**ACTIVITY:** The records follow. Retype them without a single change.
(RECORDED DATA begins)
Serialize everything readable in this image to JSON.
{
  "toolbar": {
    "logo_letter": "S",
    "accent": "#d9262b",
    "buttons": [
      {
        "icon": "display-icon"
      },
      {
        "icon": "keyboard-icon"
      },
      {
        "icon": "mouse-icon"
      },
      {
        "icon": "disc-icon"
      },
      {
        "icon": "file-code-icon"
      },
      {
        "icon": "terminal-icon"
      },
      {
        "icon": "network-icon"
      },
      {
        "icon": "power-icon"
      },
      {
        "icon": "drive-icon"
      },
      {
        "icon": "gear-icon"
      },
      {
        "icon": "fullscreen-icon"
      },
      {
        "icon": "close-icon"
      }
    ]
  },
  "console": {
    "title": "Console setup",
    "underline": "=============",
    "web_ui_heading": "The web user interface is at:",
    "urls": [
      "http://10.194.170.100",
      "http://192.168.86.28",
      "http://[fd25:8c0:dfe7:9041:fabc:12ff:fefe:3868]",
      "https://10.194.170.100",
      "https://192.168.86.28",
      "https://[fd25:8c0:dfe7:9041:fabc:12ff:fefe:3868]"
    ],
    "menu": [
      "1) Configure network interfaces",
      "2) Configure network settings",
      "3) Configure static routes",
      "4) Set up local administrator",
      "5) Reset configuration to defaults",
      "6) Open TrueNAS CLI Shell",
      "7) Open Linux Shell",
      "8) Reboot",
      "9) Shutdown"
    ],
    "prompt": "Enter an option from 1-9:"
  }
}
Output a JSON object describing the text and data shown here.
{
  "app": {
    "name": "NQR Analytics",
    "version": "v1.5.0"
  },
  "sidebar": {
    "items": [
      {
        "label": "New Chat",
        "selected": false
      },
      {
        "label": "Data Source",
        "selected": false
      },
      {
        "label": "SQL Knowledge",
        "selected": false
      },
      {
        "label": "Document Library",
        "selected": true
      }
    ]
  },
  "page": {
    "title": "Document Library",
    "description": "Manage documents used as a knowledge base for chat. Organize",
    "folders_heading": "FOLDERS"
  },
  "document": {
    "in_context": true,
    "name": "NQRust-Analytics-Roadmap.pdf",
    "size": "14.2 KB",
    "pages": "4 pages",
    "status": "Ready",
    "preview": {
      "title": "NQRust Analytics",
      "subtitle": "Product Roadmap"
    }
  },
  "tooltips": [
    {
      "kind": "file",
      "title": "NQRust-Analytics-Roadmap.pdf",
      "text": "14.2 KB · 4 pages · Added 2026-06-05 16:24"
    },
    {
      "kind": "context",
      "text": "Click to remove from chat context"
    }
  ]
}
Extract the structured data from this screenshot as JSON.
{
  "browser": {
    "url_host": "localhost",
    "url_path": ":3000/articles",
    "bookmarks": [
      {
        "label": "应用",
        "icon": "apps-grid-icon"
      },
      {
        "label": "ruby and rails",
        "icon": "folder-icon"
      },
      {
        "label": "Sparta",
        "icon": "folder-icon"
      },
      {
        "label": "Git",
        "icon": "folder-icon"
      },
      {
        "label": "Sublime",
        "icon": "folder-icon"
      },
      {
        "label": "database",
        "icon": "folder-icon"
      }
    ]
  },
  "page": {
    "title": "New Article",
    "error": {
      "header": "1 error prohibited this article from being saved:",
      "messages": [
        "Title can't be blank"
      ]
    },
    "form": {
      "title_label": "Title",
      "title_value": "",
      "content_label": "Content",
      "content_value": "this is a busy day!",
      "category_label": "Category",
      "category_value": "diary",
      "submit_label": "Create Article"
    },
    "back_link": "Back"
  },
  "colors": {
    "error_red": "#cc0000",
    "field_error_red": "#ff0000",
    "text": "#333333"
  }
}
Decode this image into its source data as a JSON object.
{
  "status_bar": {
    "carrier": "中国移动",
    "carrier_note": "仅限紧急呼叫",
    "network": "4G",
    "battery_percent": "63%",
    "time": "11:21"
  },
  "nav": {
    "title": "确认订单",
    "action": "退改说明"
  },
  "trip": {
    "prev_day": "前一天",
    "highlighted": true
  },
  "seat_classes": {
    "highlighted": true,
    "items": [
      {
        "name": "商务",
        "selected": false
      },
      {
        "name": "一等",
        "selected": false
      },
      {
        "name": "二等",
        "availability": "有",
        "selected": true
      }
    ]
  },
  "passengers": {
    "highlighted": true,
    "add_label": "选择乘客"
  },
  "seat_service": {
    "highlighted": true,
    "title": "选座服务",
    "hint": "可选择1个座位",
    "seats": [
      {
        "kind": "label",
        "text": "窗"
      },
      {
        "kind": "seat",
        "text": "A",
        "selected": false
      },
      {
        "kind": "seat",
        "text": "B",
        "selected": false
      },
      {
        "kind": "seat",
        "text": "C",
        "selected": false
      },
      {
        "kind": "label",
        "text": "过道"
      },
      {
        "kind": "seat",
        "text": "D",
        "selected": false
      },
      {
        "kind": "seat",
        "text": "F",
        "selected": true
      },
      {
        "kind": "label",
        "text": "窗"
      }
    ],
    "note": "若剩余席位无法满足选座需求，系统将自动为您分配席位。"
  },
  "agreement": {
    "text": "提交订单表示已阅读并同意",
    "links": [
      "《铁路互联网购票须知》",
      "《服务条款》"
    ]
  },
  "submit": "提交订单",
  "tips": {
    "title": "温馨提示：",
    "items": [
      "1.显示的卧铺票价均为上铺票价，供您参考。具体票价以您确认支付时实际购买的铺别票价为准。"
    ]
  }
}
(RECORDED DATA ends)
**TASK SOLUTION:**
Serialize everything readable in this image to JSON.
{
  "toolbar": {
    "logo_letter": "S",
    "accent": "#d9262b",
    "buttons": [
      {
        "icon": "display-icon"
      },
      {
        "icon": "keyboard-icon"
      },
      {
        "icon": "mouse-icon"
      },
      {
        "icon": "disc-icon"
      },
      {
        "icon": "file-code-icon"
      },
      {
        "icon": "terminal-icon"
      },
      {
        "icon": "network-icon"
      },
      {
        "icon": "power-icon"
      },
      {
        "icon": "drive-icon"
      },
      {
        "icon": "gear-icon"
      },
      {
        "icon": "fullscreen-icon"
      },
      {
        "icon": "close-icon"
      }
    ]
  },
  "console": {
    "title": "Console setup",
    "underline": "=============",
    "web_ui_heading": "The web user interface is at:",
    "urls": [
      "http://10.194.170.100",
      "http://192.168.86.28",
      "http://[fd25:8c0:dfe7:9041:fabc:12ff:fefe:3868]",
      "https://10.194.170.100",
      "https://192.168.86.28",
      "https://[fd25:8c0:dfe7:9041:fabc:12ff:fefe:3868]"
    ],
    "menu": [
      "1) Configure network interfaces",
      "2) Configure network settings",
      "3) Configure static routes",
      "4) Set up local administrator",
      "5) Reset configuration to defaults",
      "6) Open TrueNAS CLI Shell",
      "7) Open Linux Shell",
      "8) Reboot",
      "9) Shutdown"
    ],
    "prompt": "Enter an option from 1-9:"
  }
}
Output a JSON object describing the text and data shown here.
{
  "app": {
    "name": "NQR Analytics",
    "version": "v1.5.0"
  },
  "sidebar": {
    "items": [
      {
        "label": "New Chat",
        "selected": false
      },
      {
        "label": "Data Source",
        "selected": false
      },
      {
        "label": "SQL Knowledge",
        "selected": false
      },
      {
        "label": "Document Library",
        "selected": true
      }
    ]
  },
  "page": {
    "title": "Document Library",
    "description": "Manage documents used as a knowledge base for chat. Organize",
    "folders_heading": "FOLDERS"
  },
  "document": {
    "in_context": true,
    "name": "NQRust-Analytics-Roadmap.pdf",
    "size": "14.2 KB",
    "pages": "4 pages",
    "status": "Ready",
    "preview": {
      "title": "NQRust Analytics",
      "subtitle": "Product Roadmap"
    }
  },
  "tooltips": [
    {
      "kind": "file",
      "title": "NQRust-Analytics-Roadmap.pdf",
      "text": "14.2 KB · 4 pages · Added 2026-06-05 16:24"
    },
    {
      "kind": "context",
      "text": "Click to remove from chat context"
    }
  ]
}
Extract the structured data from this screenshot as JSON.
{
  "browser": {
    "url_host": "localhost",
    "url_path": ":3000/articles",
    "bookmarks": [
      {
        "label": "应用",
        "icon": "apps-grid-icon"
      },
      {
        "label": "ruby and rails",
        "icon": "folder-icon"
      },
      {
        "label": "Sparta",
        "icon": "folder-icon"
      },
      {
        "label": "Git",
        "icon": "folder-icon"
      },
      {
        "label": "Sublime",
        "icon": "folder-icon"
      },
      {
        "label": "database",
        "icon": "folder-icon"
      }
    ]
  },
  "page": {
    "title": "New Article",
    "error": {
      "header": "1 error prohibited this article from being saved:",
      "messages": [
        "Title can't be blank"
      ]
    },
    "form": {
      "title_label": "Title",
      "title_value": "",
      "content_label": "Content",
      "content_value": "this is a busy day!",
      "category_label": "Category",
      "category_value": "diary",
      "submit_label": "Create Article"
    },
    "back_link": "Back"
  },
  "colors": {
    "error_red": "#cc0000",
    "field_error_red": "#ff0000",
    "text": "#333333"
  }
}
Decode this image into its source data as a JSON object.
{
  "status_bar": {
    "carrier": "中国移动",
    "carrier_note": "仅限紧急呼叫",
    "network": "4G",
    "battery_percent": "63%",
    "time": "11:21"
  },
  "nav": {
    "title": "确认订单",
    "action": "退改说明"
  },
  "trip": {
    "prev_day": "前一天",
    "highlighted": true
  },
  "seat_classes": {
    "highlighted": true,
    "items": [
      {
        "name": "商务",
        "selected": false
      },
      {
        "name": "一等",
        "selected": false
      },
      {
        "name": "二等",
        "availability": "有",
        "selected": true
      }
    ]
  },
  "passengers": {
    "highlighted": true,
    "add_label": "选择乘客"
  },
  "seat_service": {
    "highlighted": true,
    "title": "选座服务",
    "hint": "可选择1个座位",
    "seats": [
      {
        "kind": "label",
        "text": "窗"
      },
      {
        "kind": "seat",
        "text": "A",
        "selected": false
      },
      {
        "kind": "seat",
        "text": "B",
        "selected": false
      },
      {
        "kind": "seat",
        "text": "C",
        "selected": false
      },
      {
        "kind": "label",
        "text": "过道"
      },
      {
        "kind": "seat",
        "text": "D",
        "selected": false
      },
      {
        "kind": "seat",
        "text": "F",
        "selected": true
      },
      {
        "kind": "label",
        "text": "窗"
      }
    ],
    "note": "若剩余席位无法满足选座需求，系统将自动为您分配席位。"
  },
  "agreement": {
    "text": "提交订单表示已阅读并同意",
    "links": [
      "《铁路互联网购票须知》",
      "《服务条款》"
    ]
  },
  "submit": "提交订单",
  "tips": {
    "title": "温馨提示：",
    "items": [
      "1.显示的卧铺票价均为上铺票价，供您参考。具体票价以您确认支付时实际购买的铺别票价为准。"
    ]
  }
}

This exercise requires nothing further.